Activity
Hunt through the lines below for the string "from" and copy each one that has it.

Exercise materials
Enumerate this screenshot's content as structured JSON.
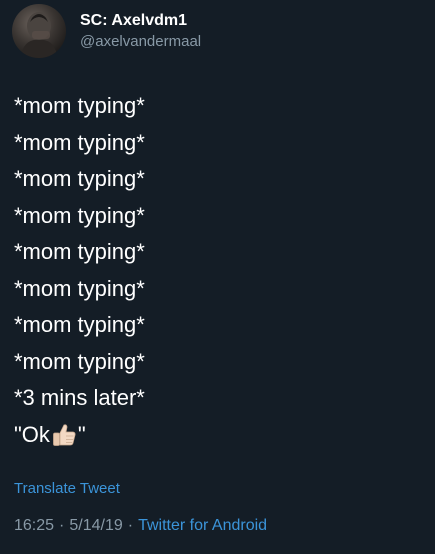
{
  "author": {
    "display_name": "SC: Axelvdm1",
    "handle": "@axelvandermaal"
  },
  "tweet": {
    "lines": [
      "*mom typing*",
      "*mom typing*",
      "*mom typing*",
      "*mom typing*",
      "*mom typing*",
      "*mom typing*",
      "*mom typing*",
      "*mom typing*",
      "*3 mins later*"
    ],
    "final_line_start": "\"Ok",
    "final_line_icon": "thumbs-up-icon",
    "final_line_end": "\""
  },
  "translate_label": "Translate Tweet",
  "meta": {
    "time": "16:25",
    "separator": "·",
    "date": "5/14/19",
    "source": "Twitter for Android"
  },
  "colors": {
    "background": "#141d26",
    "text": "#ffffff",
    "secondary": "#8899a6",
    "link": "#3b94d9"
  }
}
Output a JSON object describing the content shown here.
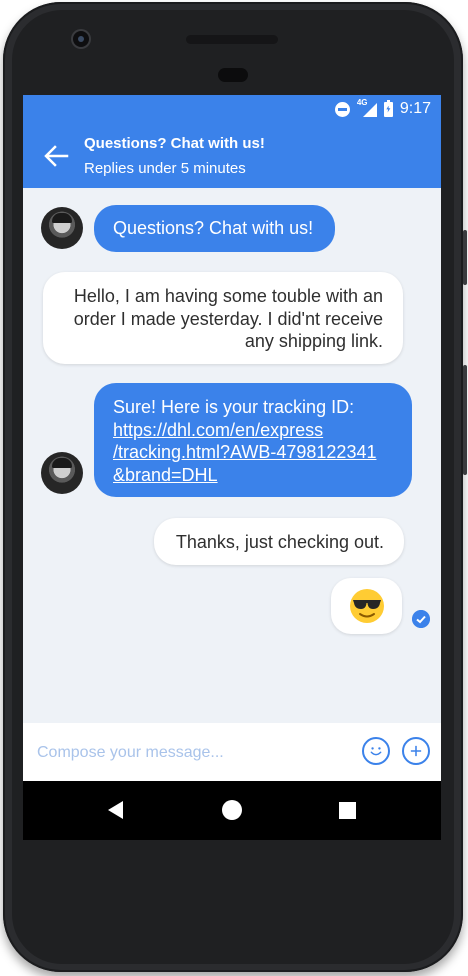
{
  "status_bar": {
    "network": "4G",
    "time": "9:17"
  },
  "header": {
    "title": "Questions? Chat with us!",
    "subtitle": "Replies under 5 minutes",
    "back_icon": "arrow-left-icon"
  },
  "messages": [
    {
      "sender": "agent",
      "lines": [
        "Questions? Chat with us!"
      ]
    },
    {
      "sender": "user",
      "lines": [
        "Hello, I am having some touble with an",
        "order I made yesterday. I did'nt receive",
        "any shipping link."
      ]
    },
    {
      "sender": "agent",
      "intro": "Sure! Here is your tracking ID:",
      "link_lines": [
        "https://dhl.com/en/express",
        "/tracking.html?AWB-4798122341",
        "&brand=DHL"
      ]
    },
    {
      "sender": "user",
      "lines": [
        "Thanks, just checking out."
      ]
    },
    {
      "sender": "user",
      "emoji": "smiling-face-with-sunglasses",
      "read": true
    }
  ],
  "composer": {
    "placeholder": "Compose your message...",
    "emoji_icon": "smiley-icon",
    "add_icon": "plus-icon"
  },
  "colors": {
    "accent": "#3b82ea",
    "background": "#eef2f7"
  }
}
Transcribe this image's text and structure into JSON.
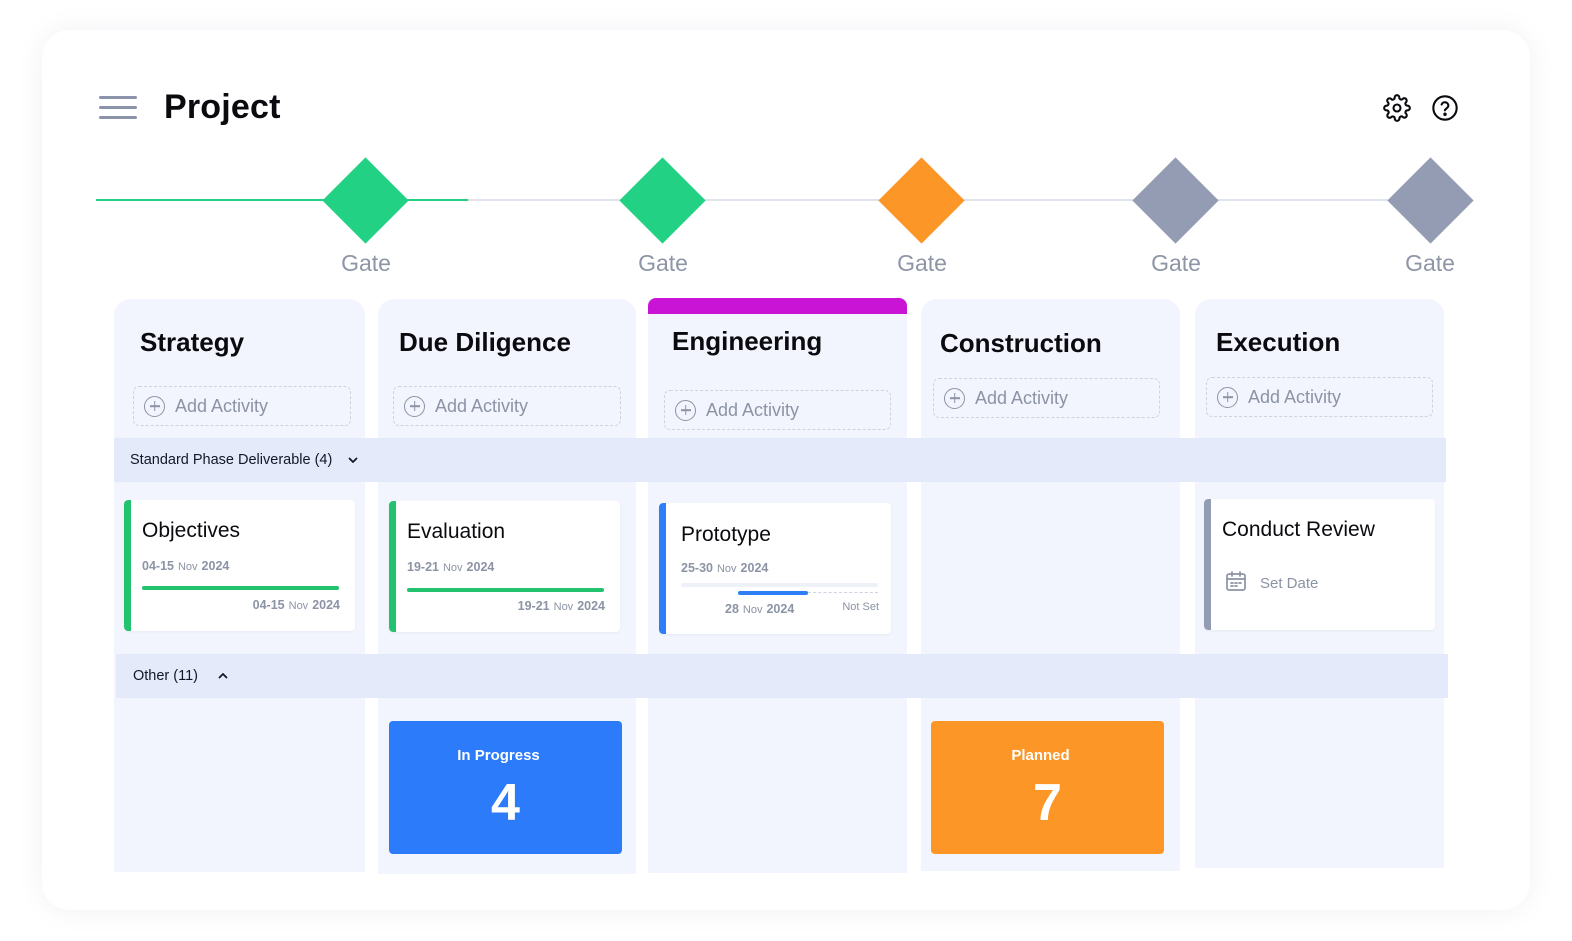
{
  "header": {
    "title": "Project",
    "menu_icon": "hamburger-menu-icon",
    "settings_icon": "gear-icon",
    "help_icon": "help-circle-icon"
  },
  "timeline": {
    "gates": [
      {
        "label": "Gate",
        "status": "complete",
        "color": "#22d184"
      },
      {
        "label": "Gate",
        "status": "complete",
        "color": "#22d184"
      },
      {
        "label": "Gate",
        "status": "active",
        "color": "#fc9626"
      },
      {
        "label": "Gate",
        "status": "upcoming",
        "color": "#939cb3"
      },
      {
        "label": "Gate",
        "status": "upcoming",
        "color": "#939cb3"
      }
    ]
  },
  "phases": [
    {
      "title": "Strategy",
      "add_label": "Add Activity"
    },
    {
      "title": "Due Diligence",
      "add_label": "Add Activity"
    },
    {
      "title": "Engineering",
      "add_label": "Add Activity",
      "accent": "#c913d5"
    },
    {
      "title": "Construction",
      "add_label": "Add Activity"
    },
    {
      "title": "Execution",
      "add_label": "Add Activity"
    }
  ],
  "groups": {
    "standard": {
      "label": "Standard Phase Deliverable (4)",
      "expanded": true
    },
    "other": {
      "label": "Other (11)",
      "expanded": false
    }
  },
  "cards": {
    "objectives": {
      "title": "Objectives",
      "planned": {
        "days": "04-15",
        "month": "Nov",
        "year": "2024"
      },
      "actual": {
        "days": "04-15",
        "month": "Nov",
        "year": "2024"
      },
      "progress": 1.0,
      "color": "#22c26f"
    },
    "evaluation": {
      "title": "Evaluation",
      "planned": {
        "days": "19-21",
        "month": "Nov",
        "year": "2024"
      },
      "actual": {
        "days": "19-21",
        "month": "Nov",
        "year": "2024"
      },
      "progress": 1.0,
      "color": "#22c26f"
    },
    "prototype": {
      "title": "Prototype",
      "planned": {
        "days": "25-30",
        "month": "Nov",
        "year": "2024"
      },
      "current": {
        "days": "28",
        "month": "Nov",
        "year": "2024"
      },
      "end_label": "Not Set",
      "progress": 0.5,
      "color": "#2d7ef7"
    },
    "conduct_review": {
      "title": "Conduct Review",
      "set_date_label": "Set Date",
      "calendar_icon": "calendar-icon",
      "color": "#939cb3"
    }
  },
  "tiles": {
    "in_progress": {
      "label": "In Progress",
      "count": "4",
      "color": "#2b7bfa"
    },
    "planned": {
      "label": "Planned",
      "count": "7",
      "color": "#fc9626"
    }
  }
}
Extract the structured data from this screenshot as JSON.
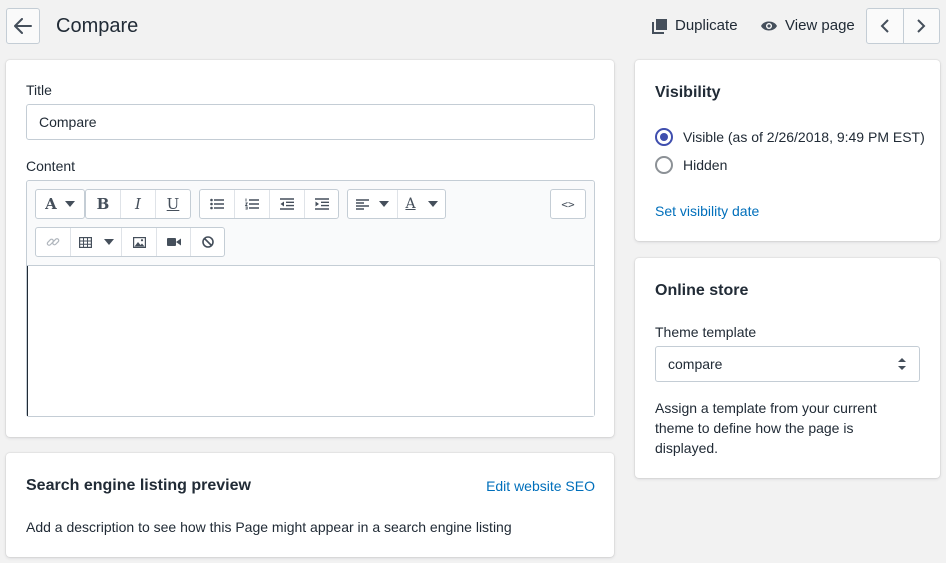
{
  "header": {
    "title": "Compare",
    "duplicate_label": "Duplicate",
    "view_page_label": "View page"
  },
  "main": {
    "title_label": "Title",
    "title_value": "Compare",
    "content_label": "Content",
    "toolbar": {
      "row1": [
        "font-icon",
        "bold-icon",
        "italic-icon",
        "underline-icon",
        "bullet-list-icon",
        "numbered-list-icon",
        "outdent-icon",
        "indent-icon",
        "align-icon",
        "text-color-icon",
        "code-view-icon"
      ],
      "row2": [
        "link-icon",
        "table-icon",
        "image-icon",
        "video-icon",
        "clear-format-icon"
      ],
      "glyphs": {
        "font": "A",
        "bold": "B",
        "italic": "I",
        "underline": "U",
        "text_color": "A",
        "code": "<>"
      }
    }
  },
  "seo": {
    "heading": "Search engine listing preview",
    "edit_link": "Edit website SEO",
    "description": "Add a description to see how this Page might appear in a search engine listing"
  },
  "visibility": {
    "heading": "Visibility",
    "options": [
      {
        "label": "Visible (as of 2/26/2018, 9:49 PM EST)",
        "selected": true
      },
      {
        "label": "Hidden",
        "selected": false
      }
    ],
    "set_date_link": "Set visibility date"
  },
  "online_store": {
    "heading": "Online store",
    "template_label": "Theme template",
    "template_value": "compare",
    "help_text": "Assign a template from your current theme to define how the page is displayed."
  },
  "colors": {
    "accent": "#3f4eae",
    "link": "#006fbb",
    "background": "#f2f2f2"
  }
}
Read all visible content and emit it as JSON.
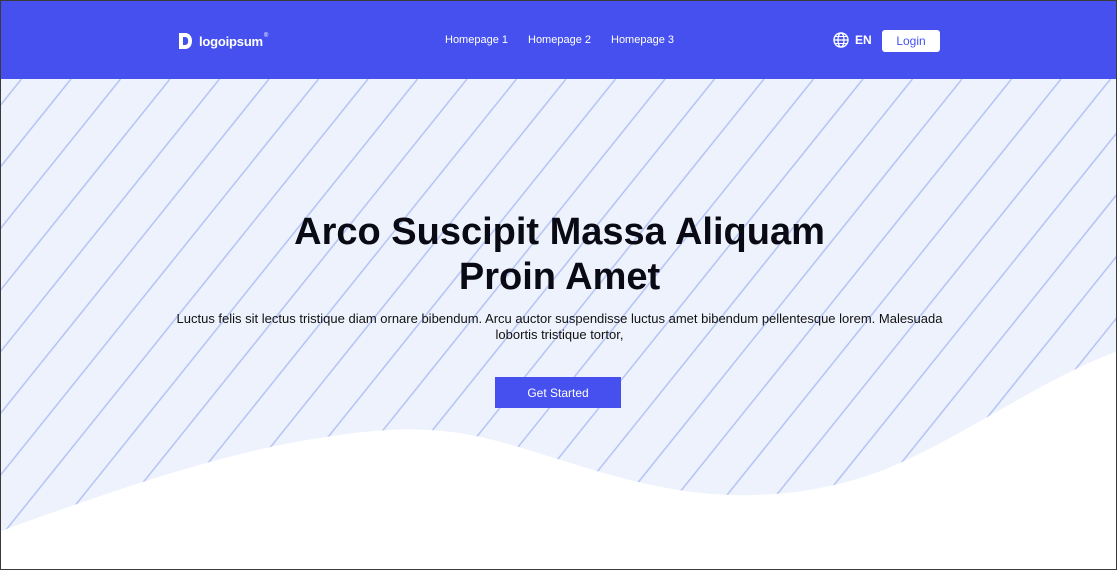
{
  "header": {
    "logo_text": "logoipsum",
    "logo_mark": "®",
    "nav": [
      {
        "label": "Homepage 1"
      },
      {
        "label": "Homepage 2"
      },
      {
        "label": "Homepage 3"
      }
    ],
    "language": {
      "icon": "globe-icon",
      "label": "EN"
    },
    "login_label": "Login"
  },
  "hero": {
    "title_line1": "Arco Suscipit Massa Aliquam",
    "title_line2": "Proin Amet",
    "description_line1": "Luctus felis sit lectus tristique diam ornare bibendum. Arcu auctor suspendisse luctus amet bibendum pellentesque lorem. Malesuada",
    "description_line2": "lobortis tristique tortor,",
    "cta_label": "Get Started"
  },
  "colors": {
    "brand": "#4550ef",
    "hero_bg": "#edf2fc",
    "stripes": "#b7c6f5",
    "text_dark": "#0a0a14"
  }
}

Answer section
Extract the structured data from this screenshot as JSON.
    "help_text": "Assign a template from your current theme to define how the page is displayed."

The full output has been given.